Record excerpts section start

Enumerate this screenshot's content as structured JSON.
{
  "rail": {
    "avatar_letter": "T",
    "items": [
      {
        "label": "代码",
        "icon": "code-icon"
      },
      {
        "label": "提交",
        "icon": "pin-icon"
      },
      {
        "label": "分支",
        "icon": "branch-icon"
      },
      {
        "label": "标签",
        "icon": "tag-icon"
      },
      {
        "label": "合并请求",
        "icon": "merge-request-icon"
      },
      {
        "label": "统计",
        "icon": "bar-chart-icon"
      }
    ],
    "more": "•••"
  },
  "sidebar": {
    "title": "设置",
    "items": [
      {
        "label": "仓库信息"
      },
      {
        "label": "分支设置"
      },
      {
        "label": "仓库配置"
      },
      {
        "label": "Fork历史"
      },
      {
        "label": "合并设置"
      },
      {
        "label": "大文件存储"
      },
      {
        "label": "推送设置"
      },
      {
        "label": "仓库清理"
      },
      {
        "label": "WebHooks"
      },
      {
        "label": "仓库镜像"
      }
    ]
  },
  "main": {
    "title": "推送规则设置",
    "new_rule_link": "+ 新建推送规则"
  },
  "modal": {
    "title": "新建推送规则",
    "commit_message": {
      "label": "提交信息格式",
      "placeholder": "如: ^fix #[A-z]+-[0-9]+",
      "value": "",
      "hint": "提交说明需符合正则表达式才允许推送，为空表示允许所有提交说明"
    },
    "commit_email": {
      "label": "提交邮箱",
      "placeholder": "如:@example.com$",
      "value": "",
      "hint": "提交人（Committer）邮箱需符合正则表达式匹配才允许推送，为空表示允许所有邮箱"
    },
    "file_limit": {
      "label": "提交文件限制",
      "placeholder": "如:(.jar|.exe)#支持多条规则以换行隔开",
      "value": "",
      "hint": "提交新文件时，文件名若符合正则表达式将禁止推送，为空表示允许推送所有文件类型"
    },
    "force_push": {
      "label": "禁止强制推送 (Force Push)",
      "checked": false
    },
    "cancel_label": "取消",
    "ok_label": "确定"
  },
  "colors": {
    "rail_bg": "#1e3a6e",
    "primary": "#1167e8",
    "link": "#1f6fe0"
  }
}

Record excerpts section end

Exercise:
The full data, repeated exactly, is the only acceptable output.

Response to the exercise:
Enumerate this screenshot's content as structured JSON.
{
  "rail": {
    "avatar_letter": "T",
    "items": [
      {
        "label": "代码",
        "icon": "code-icon"
      },
      {
        "label": "提交",
        "icon": "pin-icon"
      },
      {
        "label": "分支",
        "icon": "branch-icon"
      },
      {
        "label": "标签",
        "icon": "tag-icon"
      },
      {
        "label": "合并请求",
        "icon": "merge-request-icon"
      },
      {
        "label": "统计",
        "icon": "bar-chart-icon"
      }
    ],
    "more": "•••"
  },
  "sidebar": {
    "title": "设置",
    "items": [
      {
        "label": "仓库信息"
      },
      {
        "label": "分支设置"
      },
      {
        "label": "仓库配置"
      },
      {
        "label": "Fork历史"
      },
      {
        "label": "合并设置"
      },
      {
        "label": "大文件存储"
      },
      {
        "label": "推送设置"
      },
      {
        "label": "仓库清理"
      },
      {
        "label": "WebHooks"
      },
      {
        "label": "仓库镜像"
      }
    ]
  },
  "main": {
    "title": "推送规则设置",
    "new_rule_link": "+ 新建推送规则"
  },
  "modal": {
    "title": "新建推送规则",
    "commit_message": {
      "label": "提交信息格式",
      "placeholder": "如: ^fix #[A-z]+-[0-9]+",
      "value": "",
      "hint": "提交说明需符合正则表达式才允许推送，为空表示允许所有提交说明"
    },
    "commit_email": {
      "label": "提交邮箱",
      "placeholder": "如:@example.com$",
      "value": "",
      "hint": "提交人（Committer）邮箱需符合正则表达式匹配才允许推送，为空表示允许所有邮箱"
    },
    "file_limit": {
      "label": "提交文件限制",
      "placeholder": "如:(.jar|.exe)#支持多条规则以换行隔开",
      "value": "",
      "hint": "提交新文件时，文件名若符合正则表达式将禁止推送，为空表示允许推送所有文件类型"
    },
    "force_push": {
      "label": "禁止强制推送 (Force Push)",
      "checked": false
    },
    "cancel_label": "取消",
    "ok_label": "确定"
  },
  "colors": {
    "rail_bg": "#1e3a6e",
    "primary": "#1167e8",
    "link": "#1f6fe0"
  }
}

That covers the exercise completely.